Thirteen stories of outrageous heists starring one smooth thief The dictator of the island of Jabali wants a baseball team, and he doesn’t care how he gets it. He has assembled nine of the finest players on the island, and is about to hire Nick Velvet to steal him some competition. Ordinary thieves might not be up to pinching a whole ball club, but Velvet specializes in lifting seemingly worthless items, and in this year’s National League, there is nothing more worthless than the hapless Beavers. He steals them easily—but will the island’s ruler be satisfied with a last-place team?
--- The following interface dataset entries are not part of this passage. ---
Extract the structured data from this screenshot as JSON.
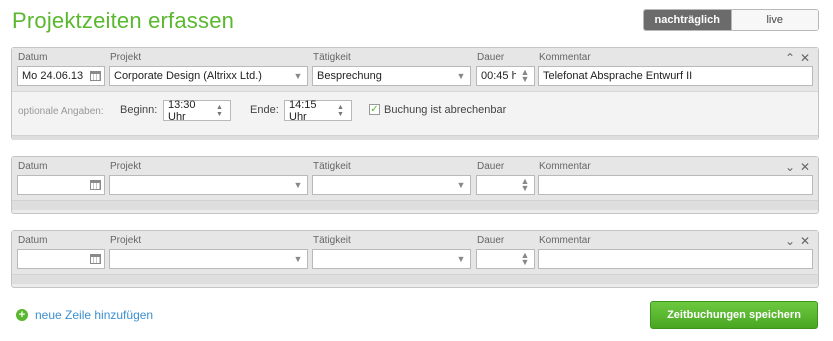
{
  "page": {
    "title": "Projektzeiten erfassen",
    "mode_toggle": {
      "options": [
        "nachträglich",
        "live"
      ],
      "active": "nachträglich"
    }
  },
  "labels": {
    "datum": "Datum",
    "projekt": "Projekt",
    "taetigkeit": "Tätigkeit",
    "dauer": "Dauer",
    "kommentar": "Kommentar"
  },
  "entries": [
    {
      "expanded": true,
      "datum": "Mo 24.06.13",
      "projekt": "Corporate Design (Altrixx Ltd.)",
      "taetigkeit": "Besprechung",
      "dauer": "00:45 h",
      "kommentar": "Telefonat Absprache Entwurf II",
      "optional": {
        "label": "optionale Angaben:",
        "beginn_label": "Beginn:",
        "beginn": "13:30 Uhr",
        "ende_label": "Ende:",
        "ende": "14:15 Uhr",
        "billable_label": "Buchung ist abrechenbar",
        "billable": true
      }
    },
    {
      "expanded": false,
      "datum": "",
      "projekt": "",
      "taetigkeit": "",
      "dauer": "",
      "kommentar": ""
    },
    {
      "expanded": false,
      "datum": "",
      "projekt": "",
      "taetigkeit": "",
      "dauer": "",
      "kommentar": ""
    }
  ],
  "actions": {
    "add_row": "neue Zeile hinzufügen",
    "save": "Zeitbuchungen speichern"
  },
  "colors": {
    "accent": "#5ab82e",
    "link": "#3b8fcf"
  }
}
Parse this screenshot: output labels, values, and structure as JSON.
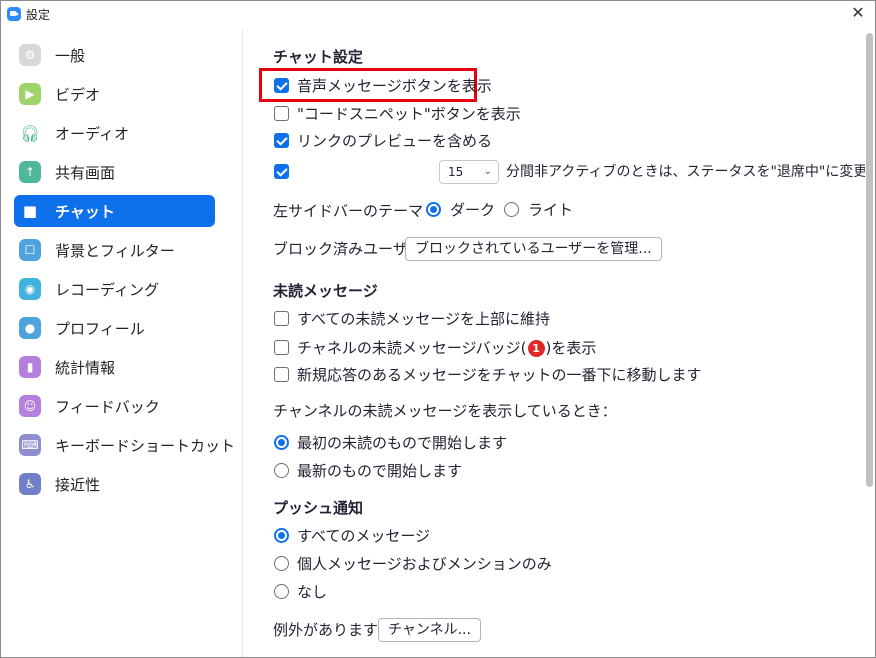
{
  "window": {
    "title": "設定"
  },
  "sidebar": {
    "items": [
      {
        "label": "一般",
        "icon": "gear-icon",
        "color": "#dcdcdc"
      },
      {
        "label": "ビデオ",
        "icon": "video-camera-icon",
        "color": "#9ed46a"
      },
      {
        "label": "オーディオ",
        "icon": "headphones-icon",
        "color": "#4fb89a"
      },
      {
        "label": "共有画面",
        "icon": "share-screen-icon",
        "color": "#4fb89a"
      },
      {
        "label": "チャット",
        "icon": "chat-bubble-icon",
        "color": "#ffffff"
      },
      {
        "label": "背景とフィルター",
        "icon": "background-icon",
        "color": "#4fa3dd"
      },
      {
        "label": "レコーディング",
        "icon": "record-icon",
        "color": "#3fb2dd"
      },
      {
        "label": "プロフィール",
        "icon": "profile-icon",
        "color": "#4fa3dd"
      },
      {
        "label": "統計情報",
        "icon": "statistics-icon",
        "color": "#b57fdc"
      },
      {
        "label": "フィードバック",
        "icon": "feedback-smile-icon",
        "color": "#b57fdc"
      },
      {
        "label": "キーボードショートカット",
        "icon": "keyboard-icon",
        "color": "#8f8fd0"
      },
      {
        "label": "接近性",
        "icon": "accessibility-icon",
        "color": "#6f7fc8"
      }
    ],
    "active_index": 4,
    "accent": "#0e71eb"
  },
  "chat": {
    "section_title": "チャット設定",
    "voice_message_button": "音声メッセージボタンを表示",
    "code_snippet_button": "\"コードスニペット\"ボタンを表示",
    "link_preview": "リンクのプレビューを含める",
    "idle_minutes": "15",
    "idle_text": "分間非アクティブのときは、ステータスを\"退席中\"に変更する",
    "theme_label": "左サイドバーのテーマ",
    "theme_dark": "ダーク",
    "theme_light": "ライト",
    "blocked_label": "ブロック済みユーザー",
    "blocked_button": "ブロックされているユーザーを管理..."
  },
  "unread": {
    "section_title": "未読メッセージ",
    "keep_top": "すべての未読メッセージを上部に維持",
    "badge_before": "チャネルの未読メッセージバッジ(",
    "badge_count": "1",
    "badge_after": ")を表示",
    "move_bottom": "新規応答のあるメッセージをチャットの一番下に移動します",
    "when_label": "チャンネルの未読メッセージを表示しているとき：",
    "start_oldest": "最初の未読のもので開始します",
    "start_newest": "最新のもので開始します"
  },
  "push": {
    "section_title": "プッシュ通知",
    "all": "すべてのメッセージ",
    "private": "個人メッセージおよびメンションのみ",
    "none": "なし",
    "exception_label": "例外があります",
    "channel_button": "チャンネル..."
  }
}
In these charming stories starring one of Edward D. Hoch’s most popular characters, everything is up for grabs. Velvet steals sea serpents, garbage, cats, and toy mice—all with his trademark low-key style. In Nick Velvet’s underworld, there is nothing he won’t steal, so long as it’s priceless, worthless, or just plain crazy.
Edward D. Hoch (1930–2008) was a master of the mystery short story. Born in Rochester, New York, he sold his first story, “The Village of the Dead,” to Famous Detective Stories, then one of the last remaining old-time pulps. The tale introduced Simon Ark, a two-thousand-year-old Coptic priest who became one of Hoch’s many series characters. Others included small-town doctor Sam Hawthorne, police detective Captain Leopold, and Revolutionary War secret agent Alexander Swift. By rotating through his stable of characters, most of whom aged with time, Hoch was able to achieve extreme productivity, selling stories to Argosy, Alfred Hitchcock’s Mystery Magazine, and Ellery Queen’s Mystery Magazine, which published a story of his in every issue from 1973 until his death.In all, Hoch wrote nearly one thousand short tales, making him one of the most prolific story writers of the twentieth century. He was awarded the 1968 Edgar Award for “The Oblong Room,” and in 2001 became the first short story writer to be named a Grand Master by the Mystery Writers of America. read more